But his boss, Maurice Levy, head of Saatchi & Saatchi’s corporate parent, Publicis, said something similar in an interview at the 4A’s Transformation conference in March. Levy referred to the allegations of discrimination in a suit filed against the head of a rival agency, JWT—which include charges that the CEO joked in public about raping a female executive—as an aberration in the advertising industry. (JWT’s CEO, Gustavo Martinez, resigned but has denied any harassment.) Levy was criticized and later “clarified” his comments, but never had to fall on his sword as Roberts apparently did.

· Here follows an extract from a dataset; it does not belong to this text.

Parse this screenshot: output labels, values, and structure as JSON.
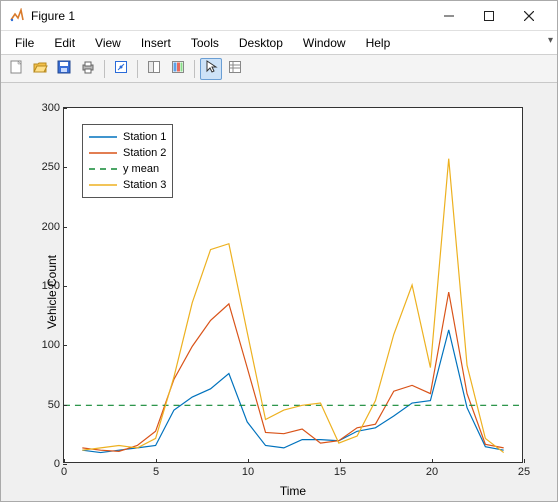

Then there is Roger Ailes, former head of Fox News, whose alleged serial sexual harassment of women was seemingly tolerated for decades, until former Fox News anchor Gretchen Carlson sued him.

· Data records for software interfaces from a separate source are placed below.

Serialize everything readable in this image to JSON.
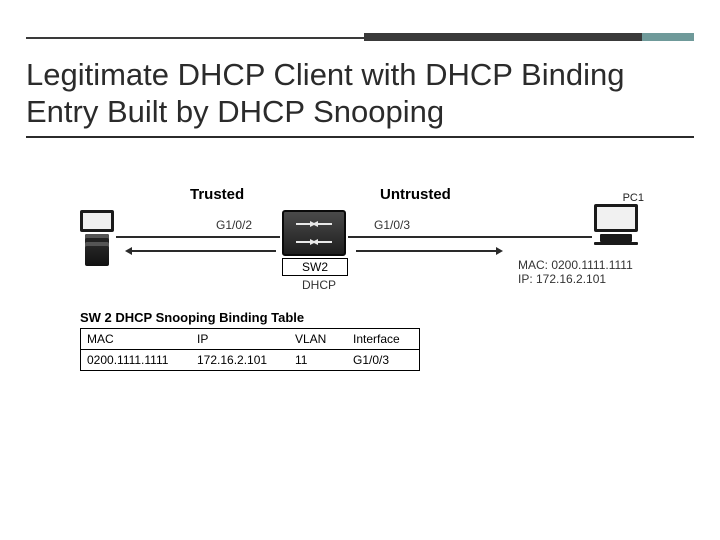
{
  "title": "Legitimate DHCP Client with DHCP Binding Entry Built by DHCP Snooping",
  "labels": {
    "trusted": "Trusted",
    "untrusted": "Untrusted",
    "port_left": "G1/0/2",
    "port_right": "G1/0/3",
    "switch_name": "SW2",
    "dhcp": "DHCP",
    "pc_name": "PC1",
    "pc_mac": "MAC: 0200.1111.1111",
    "pc_ip": "IP: 172.16.2.101"
  },
  "binding_table": {
    "title": "SW 2 DHCP Snooping Binding Table",
    "columns": [
      "MAC",
      "IP",
      "VLAN",
      "Interface"
    ],
    "rows": [
      [
        "0200.1111.1111",
        "172.16.2.101",
        "11",
        "G1/0/3"
      ]
    ]
  }
}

I am not comparing Ailes to Roberts or Levy in terms of behavior—what Ailes is accused of is despicable, whereas Roberts and Levy are guilty only of tin-eared remarks. But I bring these three men together to point out that business still has no consistent idea how to deal with diversity issues.

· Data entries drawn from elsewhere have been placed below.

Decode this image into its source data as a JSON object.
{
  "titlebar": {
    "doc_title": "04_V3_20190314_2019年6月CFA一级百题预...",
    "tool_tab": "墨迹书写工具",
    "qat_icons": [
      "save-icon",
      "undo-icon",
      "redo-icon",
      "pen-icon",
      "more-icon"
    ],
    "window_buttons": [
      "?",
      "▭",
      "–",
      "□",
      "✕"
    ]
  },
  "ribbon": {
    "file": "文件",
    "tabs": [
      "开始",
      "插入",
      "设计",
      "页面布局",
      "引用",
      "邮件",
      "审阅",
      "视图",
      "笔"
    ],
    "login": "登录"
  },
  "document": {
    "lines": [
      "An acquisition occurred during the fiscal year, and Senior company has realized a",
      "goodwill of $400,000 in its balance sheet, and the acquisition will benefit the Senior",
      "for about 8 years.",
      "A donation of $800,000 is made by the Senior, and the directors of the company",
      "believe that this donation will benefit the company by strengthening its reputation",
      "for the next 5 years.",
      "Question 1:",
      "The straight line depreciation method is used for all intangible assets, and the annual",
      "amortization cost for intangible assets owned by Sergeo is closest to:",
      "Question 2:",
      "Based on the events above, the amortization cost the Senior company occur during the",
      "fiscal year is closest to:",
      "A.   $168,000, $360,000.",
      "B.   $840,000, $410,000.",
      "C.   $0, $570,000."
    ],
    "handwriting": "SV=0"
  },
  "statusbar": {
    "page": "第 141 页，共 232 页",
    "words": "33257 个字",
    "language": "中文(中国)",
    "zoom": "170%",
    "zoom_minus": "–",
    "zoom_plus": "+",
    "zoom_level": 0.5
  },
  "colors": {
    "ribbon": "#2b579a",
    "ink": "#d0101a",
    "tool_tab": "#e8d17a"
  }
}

How is it that Ailes’ alleged actions were apparently never even investigated by Fox, even after many of them were brought to light in Gabriel Sherman’s 2014 book, The Loudest Voice in the Room? It took a high-profile lawsuit, a seemingly belated corporate investigation—The New York Times and other publications have cited sources asserting 20 or more women have told investigators that Ailes behaved inappropriately with them—and weeks of bad press before the Fox News chief was pushed out—with some $40 million in severance. (Ailes has denied misconduct.)

Compare that process to the rapid departure of a longtime ad agency CEO for making comments about diversity. And here’s the tricky part. Part of what got Roberts in trouble is a statement that many women have made themselves. I’m referring to Roberts’ view that women’s ambitions often don’t consist solely of a desire to make it further up the hierarchy. (I certainly disagree with Roberts’ view that what he called “the fucking [diversity] debate is all over.” I found that offensive, particularly coming from a man.)

What I have trouble with is the arbitrary nature of the punishment. Ailes seemingly engages in a pattern of offensive behavior for decades and leaves only after a struggle (and with $40 million); a few remarks seemed to cost Roberts his job. (Indeed, his swift departure seemed as much a reaction to Levy’s previous misstep as to Roberts’ current one.)

We need to root out deep-seated discrimination against woman at its core. People who do the things that Ailes is accused of have no place in business (or anywhere else, for that matter). But we also need to have open discussions about how to address the lack of diversity in business. That means listening to a wide range of opinions—not all of which we may agree with.